ec2-44-213-63-130.compute-1.amazonaws.com | ToothyWiki | RecentChanges | Login | Webcomic Informal summary: "If all you know about two propositions is how complex they are and that they are both consistent with all currently known facts, then on average, as new facts emerge, the simpler of the two theories is more likely to remain consistent."
Consider the following thought experiment:
A universe U(x,y,z) contains X individuals each of which falls into Y dimensions of category (eg Species, Gender, Colour) each of which have Z possible values (eg Pink, Blue, Red).
A proposition P consists of a series of statements that may only be either true of false and that get applied only to individuals, connected by various brackets and logical conjunctions from the set of allowed operators O.

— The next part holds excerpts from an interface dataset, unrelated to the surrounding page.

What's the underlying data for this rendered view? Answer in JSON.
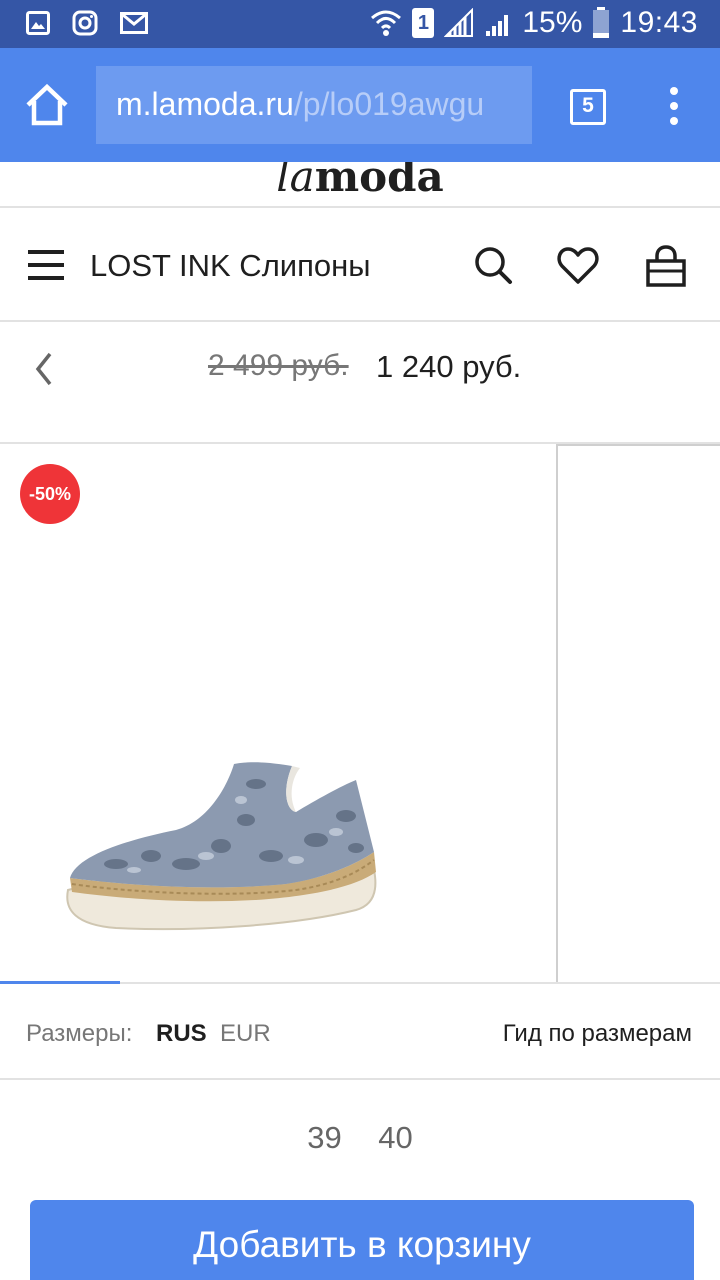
{
  "status_bar": {
    "battery": "15%",
    "time": "19:43",
    "sim_slot": "1",
    "icons": [
      "gallery-icon",
      "instagram-icon",
      "mail-icon",
      "wifi-icon",
      "sim-icon",
      "signal-icon",
      "signal-icon",
      "battery-icon"
    ]
  },
  "browser": {
    "url_host": "m.lamoda.ru",
    "url_path": "/p/lo019awgu",
    "tab_count": "5"
  },
  "site": {
    "logo_la": "la",
    "logo_moda": "moda"
  },
  "nav": {
    "title": "LOST INK Слипоны"
  },
  "price": {
    "old": "2 499 руб.",
    "current": "1 240 руб."
  },
  "gallery": {
    "discount_badge": "-50%",
    "progress_fraction": 0.167
  },
  "sizes": {
    "label": "Размеры:",
    "rus": "RUS",
    "eur": "EUR",
    "guide": "Гид по размерам",
    "options": [
      "39",
      "40"
    ]
  },
  "cart": {
    "label": "Добавить в корзину"
  },
  "colors": {
    "status_bar": "#3556a6",
    "toolbar": "#4f86ec",
    "accent": "#4f86ec",
    "badge": "#ef3438"
  }
}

So for example "There are more cats than dogs" would not be a valid proposition, where as "((Cat OR Dog) AND (Black OR Brown)) OR (Green AND Pig AND Male)" would be valid.
A proposition is considered true for a particular U iff it holds true for X individuals in U.
C(P) is a measure of the complexity of a proposition (for instance the number of operators in it).
S is a set of propositions.
F(C,U) is the set of all propositions of a particular complexity.
T(S,U) is the fraction of S that are true for a particular U.
(the proportion of statements of a particular complexity that were true for a universe that continue to remain true as the universe expands by 1)
Reay's Lemma states: For two different levels of complexity C1 and C2, if C1 is larger than C2 then E(C1,U(x,y,z)) will tend to be smaller than E(C2,U(x,y,z)), and that this tendency will increase as x, y, z and (C1-C2/C2) increase. --DouglasReay
Isn't that just saying "as you add more things to the list of criteria you use to pick out objects from the universe, the number of objects you can find that fit all the criteria decreases"? - MoonShadow
I hope not. It is intended to say that if all you know about two propositions is how complex they are and that they are both consistent with all currently known facts, then on average, as new facts emerge, the simpler of the two theories is more likely to remain consistent. --DouglasReay
I was attempting to state it in a way that is exhaustively testable for small x,y,z and O. It is a prediction about what results you will get if you write a computer program to generate such. --DR
It's true that the simpler proposition is generally more probable, but it also has less explanatory power. If we observe particular, specific evidence, then in general the probability of that evidence given a complex hypothesis is higher than the probability of that evidence given a simpler hypothesis. Since Bayes' Theorem tells us that the posterior probability of a hypothesis is proportional to the product of the prior probability of a hypothesis (given, say, by Occam's razor) and the likelihood of the hypothesis (i.e., the probability of the data given the hypothesis), it's not obvious whether our posterior conclusion will give higher weight to the simpler or more complex hypothesis. But yes, as far as prior probabilities go, simplicity generally captures a larger portion of the sample space. --Utilitarian?
Another thing to consider is what would happen if, instead of randomly generating new individuals, you instead look at all rules under which the present set of individuals could have been generated, pick one of those rules at random, then generate the next individual according to that rule. A baysian approach "Given the possible universes I might have been in, how do I modify my best estimate of the probability of having been in each one, given this new data?" --DR
In 2005, Marcus Hutter mathematically proved that shorter computable theories have more weight when calculating the expected value of an action across all computable theories which perfectly describe previous observations (universal artificial intelligence).
Universal Artificial Intelligence: Sequential Decisions Based On Algorithmic Probability ISBN 3-540-22139-5
The connection between the simplicity of scientific theories and the credence attributed to their predictions seems to permeate the practice of scientific discovery. When a scientist succeeds in explaining a set of nobservations using a model M of complexity c then it is generally believed that the likelihood of finding another explanatory model with similar complexity but leading to opposite predictions decreases with increasing n and decreasing c. This paper derives formal relationships between n, c and the probability of ambiguous predictions by examining three modeling languages under binary classification tasks: perceptrons, Boolean formulae, and Boolean networks. Bounds are also derived for the probability of error associated with the policy of accepting only models of complexity not exceeding c. Human tendency to regard the simpler as the more trustworthy is given a qualified justification. CategoryMathsCategoryPhilosophy